Tides, daylight hours, weather, and human safety are all factors that have made response to this whale particularly challenging. Large whales that strand are usually very sick, and their condition rapidly worsens during the stranding event. Gravity harms their internal organs, as their large bodies are adapted to being supported in water. 

We are in daily contact with our stranding network partners. Teams are trying to locate the whale by boat and conducting aerial survey flights. 

We ask the public to please call us at (877) WHALE-HELP (877-942-5343) if you see the whale. Give the response team space to do their work. Understand biologists are mobilizing as quickly as they can to get to the whale and intervene without risking human safety. 

Sperm whales are the largest of the toothed whales and have one of the widest global distributions of any marine mammal species. They are found in all deep oceans, from the equator to the edge of the pack ice in the Arctic and Antarctic. The deep offshore waters of the Gulf of Mexico are part of their natural habitat. They are rarely seen in shallow coastal waters unless they are stranded or otherwise in distress.
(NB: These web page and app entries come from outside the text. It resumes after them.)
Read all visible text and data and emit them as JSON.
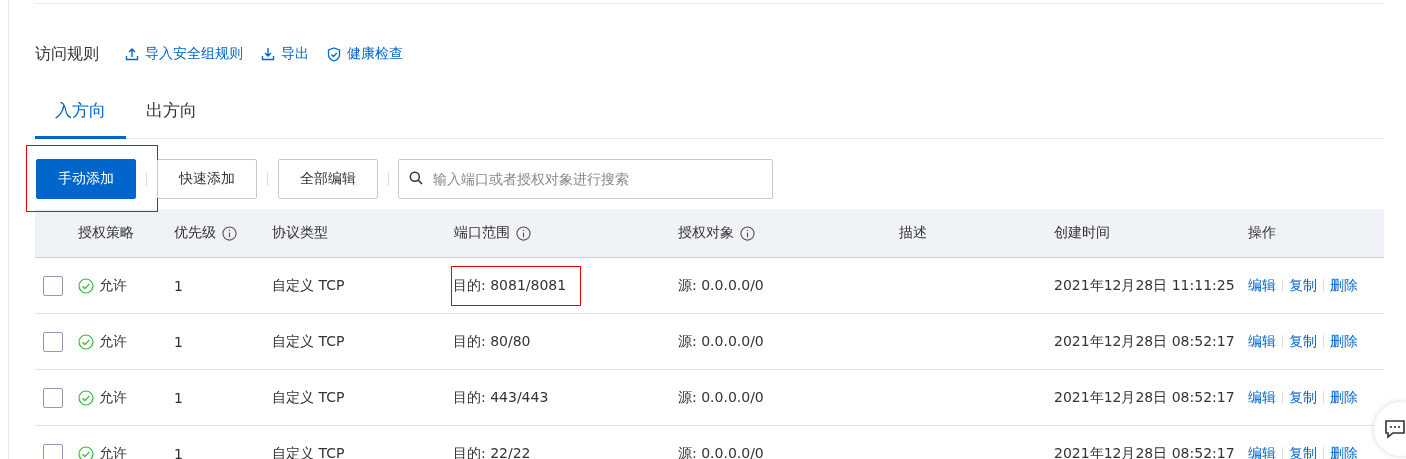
{
  "section": {
    "title": "访问规则",
    "actions": [
      {
        "kind": "upload",
        "label": "导入安全组规则"
      },
      {
        "kind": "download",
        "label": "导出"
      },
      {
        "kind": "shield",
        "label": "健康检查"
      }
    ]
  },
  "tabs": [
    {
      "label": "入方向",
      "selected": true
    },
    {
      "label": "出方向",
      "selected": false
    }
  ],
  "toolbar": {
    "buttons": [
      {
        "label": "手动添加",
        "primary": true,
        "highlighted": true
      },
      {
        "label": "快速添加",
        "primary": false,
        "highlighted": false
      },
      {
        "label": "全部编辑",
        "primary": false,
        "highlighted": false
      }
    ],
    "search": {
      "placeholder": "输入端口或者授权对象进行搜索"
    }
  },
  "table": {
    "columns": [
      {
        "label": "授权策略",
        "info": false
      },
      {
        "label": "优先级",
        "info": true
      },
      {
        "label": "协议类型",
        "info": false
      },
      {
        "label": "端口范围",
        "info": true
      },
      {
        "label": "授权对象",
        "info": true
      },
      {
        "label": "描述",
        "info": false
      },
      {
        "label": "创建时间",
        "info": false
      },
      {
        "label": "操作",
        "info": false
      }
    ],
    "rows": [
      {
        "checked": false,
        "policy": "允许",
        "priority": "1",
        "protocol": "自定义 TCP",
        "port": "目的: 8081/8081",
        "port_highlighted": true,
        "target": "源: 0.0.0.0/0",
        "description": "",
        "created": "2021年12月28日 11:11:25",
        "actions": [
          "编辑",
          "复制",
          "删除"
        ]
      },
      {
        "checked": false,
        "policy": "允许",
        "priority": "1",
        "protocol": "自定义 TCP",
        "port": "目的: 80/80",
        "port_highlighted": false,
        "target": "源: 0.0.0.0/0",
        "description": "",
        "created": "2021年12月28日 08:52:17",
        "actions": [
          "编辑",
          "复制",
          "删除"
        ]
      },
      {
        "checked": false,
        "policy": "允许",
        "priority": "1",
        "protocol": "自定义 TCP",
        "port": "目的: 443/443",
        "port_highlighted": false,
        "target": "源: 0.0.0.0/0",
        "description": "",
        "created": "2021年12月28日 08:52:17",
        "actions": [
          "编辑",
          "复制",
          "删除"
        ]
      },
      {
        "checked": false,
        "policy": "允许",
        "priority": "1",
        "protocol": "自定义 TCP",
        "port": "目的: 22/22",
        "port_highlighted": false,
        "target": "源: 0.0.0.0/0",
        "description": "",
        "created": "2021年12月28日 08:52:17",
        "actions": [
          "编辑",
          "复制",
          "删除"
        ]
      }
    ]
  }
}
In addition to being protected under the Marine Mammal Protection Act, sperm whales are listed as “endangered” under the Endangered Species Act. 

For daily updates and more information on the questions and concerns you have shared with NOAA Fisheries, please visit our partner Dauphin Island Sea Lab. They provide more information about:

  • How this type of effort works
  • Why we can’t simply take or push an animal back out to sea
  • Why and how we consider and use euthanasia

Last updated by Southeast Regional Office on November 28, 2020

Sperm Whale